| Problem |
Search the records for the string "title", and show each line where it appears.

| The data |
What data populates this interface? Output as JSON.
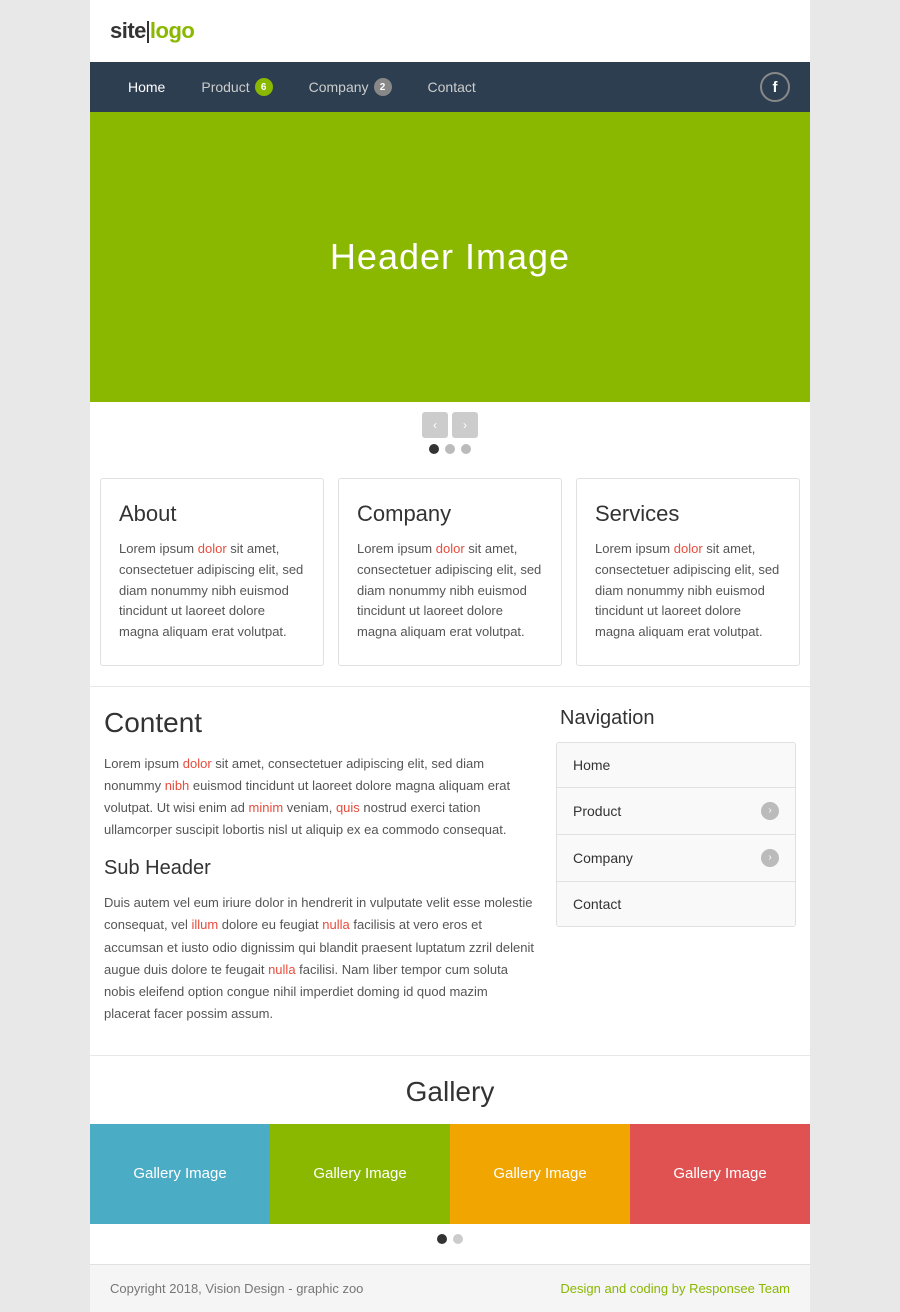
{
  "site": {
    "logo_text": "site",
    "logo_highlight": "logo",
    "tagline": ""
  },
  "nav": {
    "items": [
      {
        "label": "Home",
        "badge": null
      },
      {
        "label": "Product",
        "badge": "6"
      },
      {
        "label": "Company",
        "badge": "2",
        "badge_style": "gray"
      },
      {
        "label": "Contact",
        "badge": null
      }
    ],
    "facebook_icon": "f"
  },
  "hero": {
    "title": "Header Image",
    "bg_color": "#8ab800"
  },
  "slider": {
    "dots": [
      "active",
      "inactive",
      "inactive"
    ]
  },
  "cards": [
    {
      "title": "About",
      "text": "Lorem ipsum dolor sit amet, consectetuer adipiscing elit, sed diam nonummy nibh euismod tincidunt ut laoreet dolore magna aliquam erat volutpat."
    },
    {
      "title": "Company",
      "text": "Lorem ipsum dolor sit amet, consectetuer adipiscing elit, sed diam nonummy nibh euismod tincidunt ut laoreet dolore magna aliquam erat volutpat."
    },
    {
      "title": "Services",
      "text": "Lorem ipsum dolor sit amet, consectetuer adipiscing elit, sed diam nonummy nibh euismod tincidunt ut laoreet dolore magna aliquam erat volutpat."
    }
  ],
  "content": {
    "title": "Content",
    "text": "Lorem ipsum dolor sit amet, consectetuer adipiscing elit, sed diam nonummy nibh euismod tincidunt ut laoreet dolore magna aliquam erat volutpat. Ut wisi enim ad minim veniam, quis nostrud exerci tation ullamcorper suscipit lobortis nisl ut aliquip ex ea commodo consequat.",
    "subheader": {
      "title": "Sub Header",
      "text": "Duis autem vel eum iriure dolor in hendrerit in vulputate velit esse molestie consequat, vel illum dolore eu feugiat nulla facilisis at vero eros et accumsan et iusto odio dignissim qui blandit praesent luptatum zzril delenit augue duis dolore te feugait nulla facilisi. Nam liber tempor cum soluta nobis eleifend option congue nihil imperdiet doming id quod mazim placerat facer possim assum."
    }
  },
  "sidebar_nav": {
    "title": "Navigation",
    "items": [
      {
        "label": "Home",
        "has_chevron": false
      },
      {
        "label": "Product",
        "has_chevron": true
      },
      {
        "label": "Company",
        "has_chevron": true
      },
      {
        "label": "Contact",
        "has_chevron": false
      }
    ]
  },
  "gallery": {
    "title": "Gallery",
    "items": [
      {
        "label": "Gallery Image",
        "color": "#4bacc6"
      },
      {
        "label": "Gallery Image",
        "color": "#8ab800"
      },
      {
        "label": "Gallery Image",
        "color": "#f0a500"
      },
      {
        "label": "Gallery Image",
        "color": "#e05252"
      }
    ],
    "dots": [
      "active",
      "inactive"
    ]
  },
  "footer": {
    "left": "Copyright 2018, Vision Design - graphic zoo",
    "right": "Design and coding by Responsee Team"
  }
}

| Your solution |
    "title": "Header Image",
      "title": "About",
      "title": "Company",
      "title": "Services",
    "title": "Content",
      "title": "Sub Header",
    "title": "Navigation",
    "title": "Gallery",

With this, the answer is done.